Data records for software interfaces:
══════════

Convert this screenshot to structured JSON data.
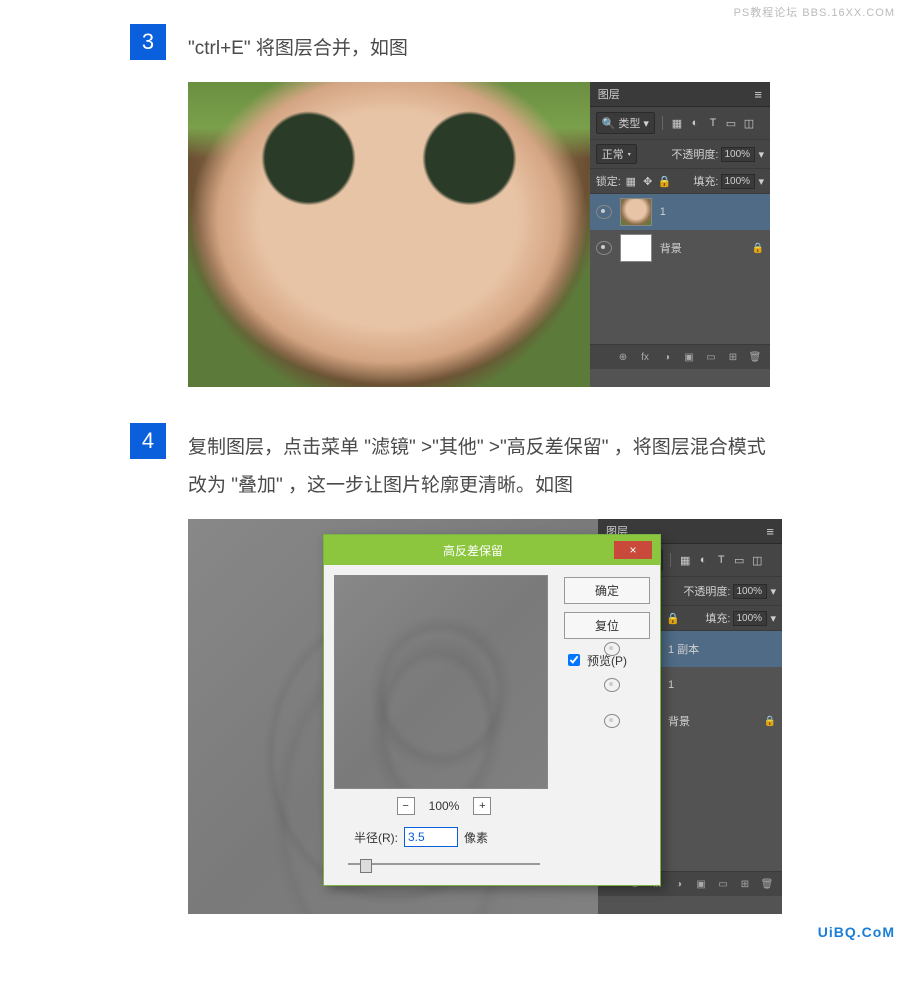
{
  "watermark_top": "PS教程论坛 BBS.16XX.COM",
  "watermark_bottom": "UiBQ.CoM",
  "steps": {
    "s3": {
      "num": "3",
      "text": "\"ctrl+E\" 将图层合并，如图"
    },
    "s4": {
      "num": "4",
      "text": "复制图层，点击菜单 \"滤镜\" >\"其他\" >\"高反差保留\" ，将图层混合模式改为 \"叠加\" ，这一步让图片轮廓更清晰。如图"
    }
  },
  "panel": {
    "title": "图层",
    "filter_label": "类型",
    "blend_mode": "正常",
    "opacity_label": "不透明度:",
    "opacity_val": "100%",
    "lock_label": "锁定:",
    "fill_label": "填充:",
    "fill_val": "100%",
    "icons": {
      "img": "▦",
      "adj": "◐",
      "type": "T",
      "shape": "▭",
      "smart": "◫",
      "search": "🔍",
      "menu": "≡",
      "tri": "▾"
    },
    "layers_a": [
      {
        "name": "1",
        "thumb": "face",
        "active": true,
        "locked": false
      },
      {
        "name": "背景",
        "thumb": "white",
        "active": false,
        "locked": true
      }
    ],
    "layers_b": [
      {
        "name": "1 副本",
        "thumb": "gray",
        "active": true,
        "locked": false
      },
      {
        "name": "1",
        "thumb": "face",
        "active": false,
        "locked": false
      },
      {
        "name": "背景",
        "thumb": "white",
        "active": false,
        "locked": true
      }
    ],
    "footer_icons": [
      "⊕",
      "fx",
      "◑",
      "▣",
      "▭",
      "⊞",
      "🗑"
    ]
  },
  "dialog": {
    "title": "高反差保留",
    "ok": "确定",
    "reset": "复位",
    "preview_label": "预览(P)",
    "zoom": "100%",
    "radius_label": "半径(R):",
    "radius_val": "3.5",
    "radius_unit": "像素",
    "close": "×"
  }
}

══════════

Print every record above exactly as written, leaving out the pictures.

▶ _Response box_
Convert this screenshot to structured JSON data.
{
  "watermark_top": "PS教程论坛 BBS.16XX.COM",
  "watermark_bottom": "UiBQ.CoM",
  "steps": {
    "s3": {
      "num": "3",
      "text": "\"ctrl+E\" 将图层合并，如图"
    },
    "s4": {
      "num": "4",
      "text": "复制图层，点击菜单 \"滤镜\" >\"其他\" >\"高反差保留\" ，将图层混合模式改为 \"叠加\" ，这一步让图片轮廓更清晰。如图"
    }
  },
  "panel": {
    "title": "图层",
    "filter_label": "类型",
    "blend_mode": "正常",
    "opacity_label": "不透明度:",
    "opacity_val": "100%",
    "lock_label": "锁定:",
    "fill_label": "填充:",
    "fill_val": "100%",
    "icons": {
      "img": "▦",
      "adj": "◐",
      "type": "T",
      "shape": "▭",
      "smart": "◫",
      "search": "🔍",
      "menu": "≡",
      "tri": "▾"
    },
    "layers_a": [
      {
        "name": "1",
        "thumb": "face",
        "active": true,
        "locked": false
      },
      {
        "name": "背景",
        "thumb": "white",
        "active": false,
        "locked": true
      }
    ],
    "layers_b": [
      {
        "name": "1 副本",
        "thumb": "gray",
        "active": true,
        "locked": false
      },
      {
        "name": "1",
        "thumb": "face",
        "active": false,
        "locked": false
      },
      {
        "name": "背景",
        "thumb": "white",
        "active": false,
        "locked": true
      }
    ],
    "footer_icons": [
      "⊕",
      "fx",
      "◑",
      "▣",
      "▭",
      "⊞",
      "🗑"
    ]
  },
  "dialog": {
    "title": "高反差保留",
    "ok": "确定",
    "reset": "复位",
    "preview_label": "预览(P)",
    "zoom": "100%",
    "radius_label": "半径(R):",
    "radius_val": "3.5",
    "radius_unit": "像素",
    "close": "×"
  }
}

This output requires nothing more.